"Despite extensive testing and analysis the exact origins of the failure mode could not be determined," the ATSB stated. The problem "very likely" centred on data packaging and queuing in the central processing unit, resulting in numerous anomalies including certain air data parameters being transmitted with the label of other parameters.
But the ATSB found that the failure mode had been observed only three times in 128 million hours of operation - twice with the same specific unit, the one fitted on the Qantas A330. The investigation concluded that the failure was probably initiated by a "single, rare type of trigger event" combined with a "marginal susceptibility" to such an event within the hardware of the central processing unit.
The A330's flight-control computer normally compares the angle-of-attack values received from all three air-data units, to check for validity and consistency.
If there was a significant deviation in these values, the computer would memorise the most recent valid one for a period of 1.2s.
But the ATSB said that although the flight-control computer algorithm was "very effective", it could not correctly manage a scenario in which the air-data computer generated multiple spikes, 1.2s apart, in its angle-of-attack channel.

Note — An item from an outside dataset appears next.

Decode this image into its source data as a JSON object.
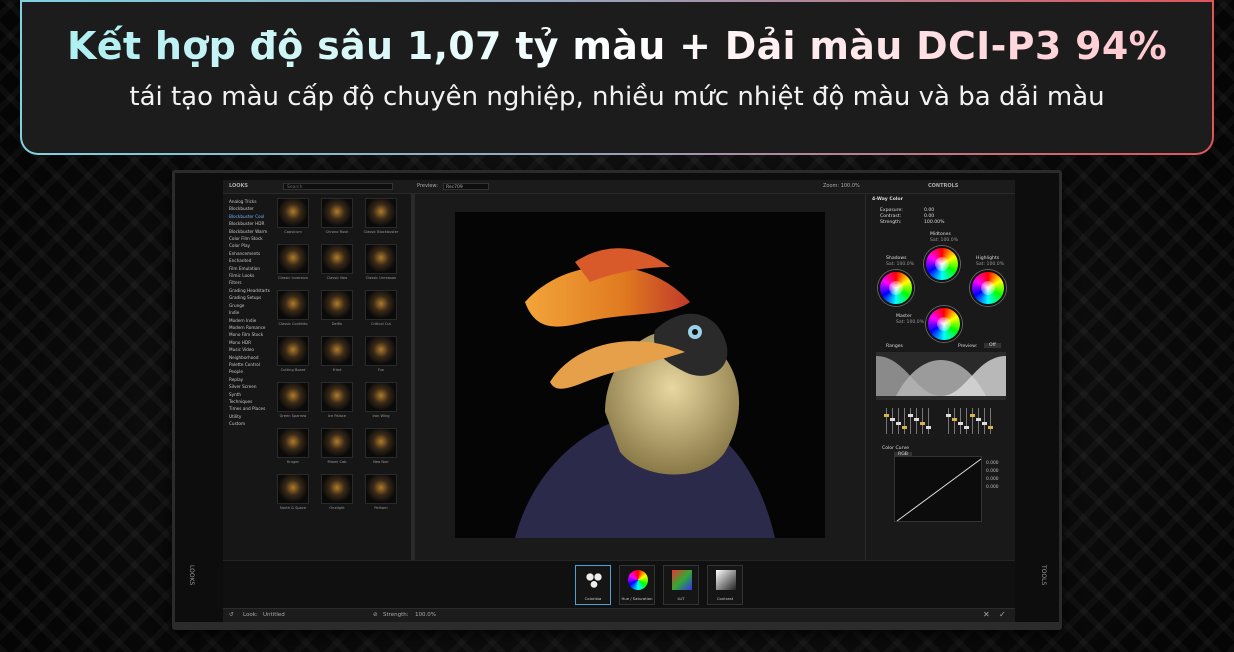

This limitation of the algorithm effectively meant a spike occurring after the memorisation period expired was treated as valid data, and the flight-control system responded by suddenly pitching the aircraft nose-down.
Source: Air Transport Intelligence news